Collect from the data below each line with "this".
== Segment start ==
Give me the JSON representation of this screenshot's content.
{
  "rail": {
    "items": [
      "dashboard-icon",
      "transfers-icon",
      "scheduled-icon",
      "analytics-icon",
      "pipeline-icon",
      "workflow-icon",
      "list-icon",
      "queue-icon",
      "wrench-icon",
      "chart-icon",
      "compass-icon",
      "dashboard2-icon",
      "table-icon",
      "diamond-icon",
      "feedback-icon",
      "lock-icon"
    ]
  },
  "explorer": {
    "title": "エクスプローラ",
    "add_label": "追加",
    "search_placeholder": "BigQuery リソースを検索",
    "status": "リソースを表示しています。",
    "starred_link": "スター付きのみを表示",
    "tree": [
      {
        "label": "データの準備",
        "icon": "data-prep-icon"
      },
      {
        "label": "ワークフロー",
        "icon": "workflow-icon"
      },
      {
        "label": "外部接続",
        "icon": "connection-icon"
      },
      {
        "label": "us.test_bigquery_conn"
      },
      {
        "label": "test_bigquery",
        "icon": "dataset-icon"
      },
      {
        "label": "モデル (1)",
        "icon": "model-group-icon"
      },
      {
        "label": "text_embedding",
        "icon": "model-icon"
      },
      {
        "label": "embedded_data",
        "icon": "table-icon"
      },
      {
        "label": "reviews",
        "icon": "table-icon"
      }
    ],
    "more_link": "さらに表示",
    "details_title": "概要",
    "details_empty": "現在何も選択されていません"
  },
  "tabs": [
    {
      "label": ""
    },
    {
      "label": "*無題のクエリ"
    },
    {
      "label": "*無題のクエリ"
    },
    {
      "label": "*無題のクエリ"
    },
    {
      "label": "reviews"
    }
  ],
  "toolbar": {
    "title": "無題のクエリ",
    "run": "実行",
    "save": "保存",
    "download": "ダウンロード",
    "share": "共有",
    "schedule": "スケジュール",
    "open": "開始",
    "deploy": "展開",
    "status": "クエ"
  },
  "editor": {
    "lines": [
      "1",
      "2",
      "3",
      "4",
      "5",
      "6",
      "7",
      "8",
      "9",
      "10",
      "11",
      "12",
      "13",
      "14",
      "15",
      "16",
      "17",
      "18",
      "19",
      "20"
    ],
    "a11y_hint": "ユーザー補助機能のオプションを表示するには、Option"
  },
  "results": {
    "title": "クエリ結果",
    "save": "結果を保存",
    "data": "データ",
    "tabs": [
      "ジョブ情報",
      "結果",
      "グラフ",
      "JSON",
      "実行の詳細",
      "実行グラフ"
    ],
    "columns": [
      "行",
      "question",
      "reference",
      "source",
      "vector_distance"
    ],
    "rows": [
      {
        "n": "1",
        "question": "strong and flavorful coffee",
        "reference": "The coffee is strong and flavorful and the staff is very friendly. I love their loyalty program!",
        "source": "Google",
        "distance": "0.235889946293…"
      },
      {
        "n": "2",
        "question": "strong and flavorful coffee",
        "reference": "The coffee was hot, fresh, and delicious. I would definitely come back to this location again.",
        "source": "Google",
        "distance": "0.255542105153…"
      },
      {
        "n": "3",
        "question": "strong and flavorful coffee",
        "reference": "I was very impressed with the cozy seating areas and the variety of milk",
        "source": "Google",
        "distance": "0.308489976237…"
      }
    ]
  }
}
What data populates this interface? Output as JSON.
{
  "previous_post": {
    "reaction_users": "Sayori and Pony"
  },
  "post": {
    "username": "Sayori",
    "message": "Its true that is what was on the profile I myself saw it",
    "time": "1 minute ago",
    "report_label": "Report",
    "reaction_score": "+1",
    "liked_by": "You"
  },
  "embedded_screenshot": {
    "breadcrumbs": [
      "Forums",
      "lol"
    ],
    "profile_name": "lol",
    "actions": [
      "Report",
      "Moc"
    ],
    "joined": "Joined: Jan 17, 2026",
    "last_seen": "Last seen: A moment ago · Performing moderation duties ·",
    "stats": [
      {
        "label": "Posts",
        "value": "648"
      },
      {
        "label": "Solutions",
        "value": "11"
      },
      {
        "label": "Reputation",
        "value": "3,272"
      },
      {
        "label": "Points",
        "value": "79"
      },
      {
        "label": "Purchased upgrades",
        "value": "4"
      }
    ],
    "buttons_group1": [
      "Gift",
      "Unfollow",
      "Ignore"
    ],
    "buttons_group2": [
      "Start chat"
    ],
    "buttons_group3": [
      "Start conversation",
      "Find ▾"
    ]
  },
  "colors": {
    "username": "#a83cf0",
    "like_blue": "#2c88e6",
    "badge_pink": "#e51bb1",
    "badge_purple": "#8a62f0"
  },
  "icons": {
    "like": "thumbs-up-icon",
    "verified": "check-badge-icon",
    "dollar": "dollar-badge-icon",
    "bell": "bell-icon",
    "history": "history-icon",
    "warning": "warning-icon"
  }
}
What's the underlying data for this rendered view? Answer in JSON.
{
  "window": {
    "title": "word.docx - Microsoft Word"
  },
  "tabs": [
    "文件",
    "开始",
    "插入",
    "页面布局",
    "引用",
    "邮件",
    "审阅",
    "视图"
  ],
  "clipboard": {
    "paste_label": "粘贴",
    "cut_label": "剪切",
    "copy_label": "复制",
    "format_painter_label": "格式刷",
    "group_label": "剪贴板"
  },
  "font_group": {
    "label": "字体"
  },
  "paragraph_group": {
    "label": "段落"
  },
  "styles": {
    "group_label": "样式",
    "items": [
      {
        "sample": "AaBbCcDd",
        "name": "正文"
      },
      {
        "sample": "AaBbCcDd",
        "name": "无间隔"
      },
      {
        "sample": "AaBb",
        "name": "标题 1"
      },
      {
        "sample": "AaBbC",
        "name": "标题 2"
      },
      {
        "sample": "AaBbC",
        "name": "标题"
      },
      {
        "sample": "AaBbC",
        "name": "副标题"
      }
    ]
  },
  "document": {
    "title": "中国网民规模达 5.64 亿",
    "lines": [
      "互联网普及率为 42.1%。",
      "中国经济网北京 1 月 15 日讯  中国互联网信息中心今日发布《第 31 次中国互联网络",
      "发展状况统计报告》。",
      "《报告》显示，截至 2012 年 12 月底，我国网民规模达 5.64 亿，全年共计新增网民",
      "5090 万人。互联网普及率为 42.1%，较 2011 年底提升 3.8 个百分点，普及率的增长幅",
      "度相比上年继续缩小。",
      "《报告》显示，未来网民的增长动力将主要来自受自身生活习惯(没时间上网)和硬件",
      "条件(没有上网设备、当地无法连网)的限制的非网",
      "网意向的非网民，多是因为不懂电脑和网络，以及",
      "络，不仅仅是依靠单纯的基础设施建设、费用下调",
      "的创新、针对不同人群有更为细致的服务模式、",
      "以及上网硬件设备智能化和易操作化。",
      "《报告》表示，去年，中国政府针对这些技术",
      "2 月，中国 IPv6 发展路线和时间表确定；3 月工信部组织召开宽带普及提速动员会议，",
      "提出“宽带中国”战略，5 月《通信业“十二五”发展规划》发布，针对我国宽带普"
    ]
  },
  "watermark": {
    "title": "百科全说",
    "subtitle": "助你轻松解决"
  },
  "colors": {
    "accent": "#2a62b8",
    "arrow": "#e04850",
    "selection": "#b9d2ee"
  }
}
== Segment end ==
● **REPLY TO THE EXERCISE**
Give me the JSON representation of this screenshot's content.
        "reference": "The coffee was hot, fresh, and delicious. I would definitely come back to this location again.",
What data populates this interface? Output as JSON.
What's the underlying data for this rendered view? Answer in JSON.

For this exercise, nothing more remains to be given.